Measuring the reverse reaction is reasonable because there is a statistical relationship between the probabilities of that reaction and the original, says Grigory Rogachev of Texas A&M University, who is head of the TexAT team. TexAT, which took scientists six years to develop, can take photographs of charged particles inside the detector, he says. In this experiment, when alpha particles are knocked out and scatter off in different directions, they ionize the gas and set electrons free along the way. These electrons, in turn, yield to an electrical field in the detector and drift upward to the top detection panel, where their spatial positions are immediately marked down. Combining this information with their time of arrival, scientists can easily reconstruct the 3-D tracks of alpha-particles in a visual way.

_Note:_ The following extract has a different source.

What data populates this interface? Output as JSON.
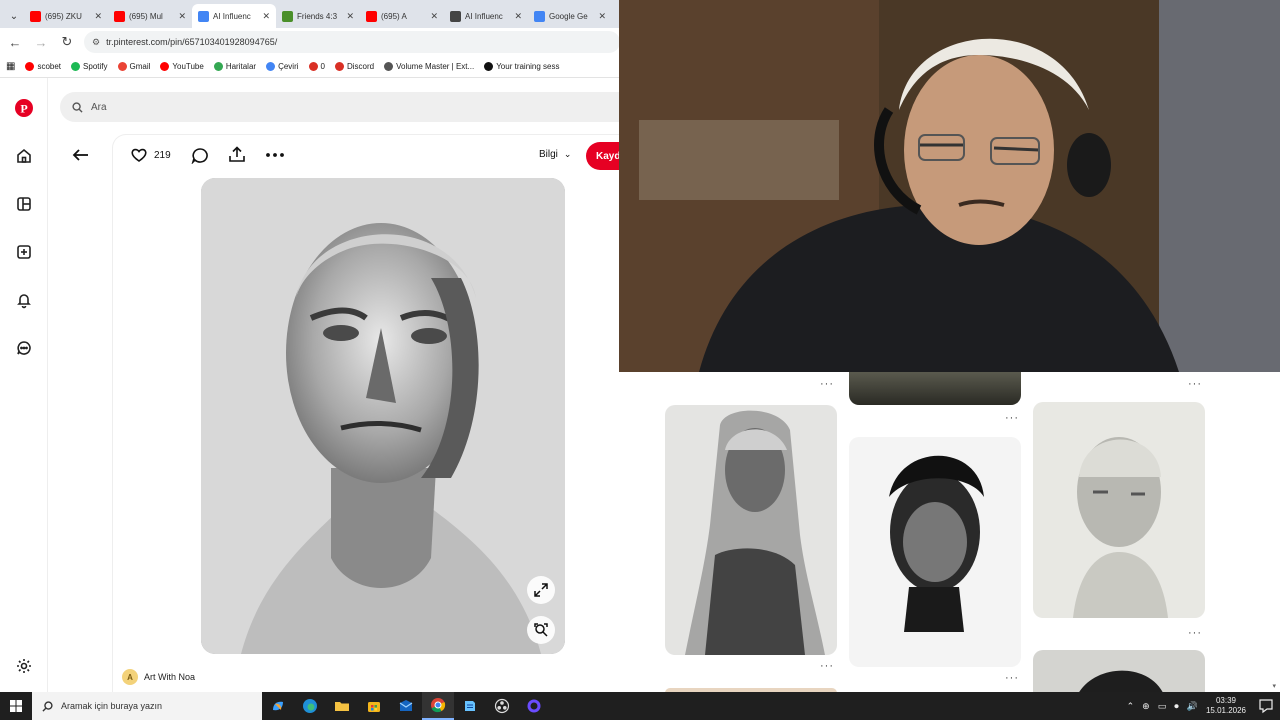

Identifying the so-called alpha decay of the Hoyle state is a hard thing to do at the low energy relevant to this measurement, says Hans Fynbo of Aarhus University in Denmark, who is not involved in the study. The novelty of TexAT, he says, is that it’s “both the detector and the target,” which is a relatively new concept in experimental nuclear physics.
On the first day of the experiment, about 5,000 neutrons were fed into the detector each second. Only about one out of a million of them triggered the reverse triple-alpha process. Most of them just passed through the detector to the depth of the tunnel and into the hillside housing the accelerator lab.

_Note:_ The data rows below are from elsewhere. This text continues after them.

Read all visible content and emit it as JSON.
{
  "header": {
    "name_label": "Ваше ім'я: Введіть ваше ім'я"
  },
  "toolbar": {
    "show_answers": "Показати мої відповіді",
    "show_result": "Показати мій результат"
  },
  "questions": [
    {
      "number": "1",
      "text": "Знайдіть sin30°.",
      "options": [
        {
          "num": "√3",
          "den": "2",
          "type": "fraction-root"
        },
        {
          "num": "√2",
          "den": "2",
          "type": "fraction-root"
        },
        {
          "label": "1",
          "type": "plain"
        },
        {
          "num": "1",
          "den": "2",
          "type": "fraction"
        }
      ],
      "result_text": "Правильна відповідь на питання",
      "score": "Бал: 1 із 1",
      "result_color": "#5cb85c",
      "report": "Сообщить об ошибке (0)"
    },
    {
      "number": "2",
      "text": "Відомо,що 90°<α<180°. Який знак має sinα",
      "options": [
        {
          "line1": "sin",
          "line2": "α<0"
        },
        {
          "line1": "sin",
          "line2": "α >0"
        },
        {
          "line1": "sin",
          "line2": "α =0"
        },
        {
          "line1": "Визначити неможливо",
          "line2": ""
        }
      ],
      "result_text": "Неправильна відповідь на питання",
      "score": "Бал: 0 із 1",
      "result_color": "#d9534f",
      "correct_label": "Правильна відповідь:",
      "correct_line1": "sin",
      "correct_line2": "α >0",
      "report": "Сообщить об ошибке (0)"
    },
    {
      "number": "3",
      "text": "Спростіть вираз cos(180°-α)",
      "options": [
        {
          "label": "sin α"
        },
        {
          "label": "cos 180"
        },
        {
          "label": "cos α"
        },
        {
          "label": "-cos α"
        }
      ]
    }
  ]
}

The researchers were collecting about one event every five minutes, which was quite successful, according to Freer and Fynbo. The experiment was planned to run for two weeks, but the team had to abandon the detector in the tunnel after the first week when the campus was evacuated for the coronavirus. The researchers plan to return as soon as they can to collect their data and analyze the findings. If the results prove the predicted enhancement factor of 100, “it will be something quite significant,” Fynbo says.
Once the data are available, the next step will be to invite astrophysicists to join the conversation and interpret the cosmic environment needed for such neutron-induced carbon formation, Sobokta says. The scenario could be quite different from the quiet burning processes in a star. It may be “a supernova or a neutron-star merger,” in which not only the density of particles is higher but more neutrons can be present, Freer says. Yet carbon created in such cataclysmic processes may not necessarily increase the total amount of carbon in the universe significantly because they act “as seeds for the synthesis of heavier elements produced in these explosions,” he notes. In other words, these carbon atoms may get absorbed in creating other members of the periodic table.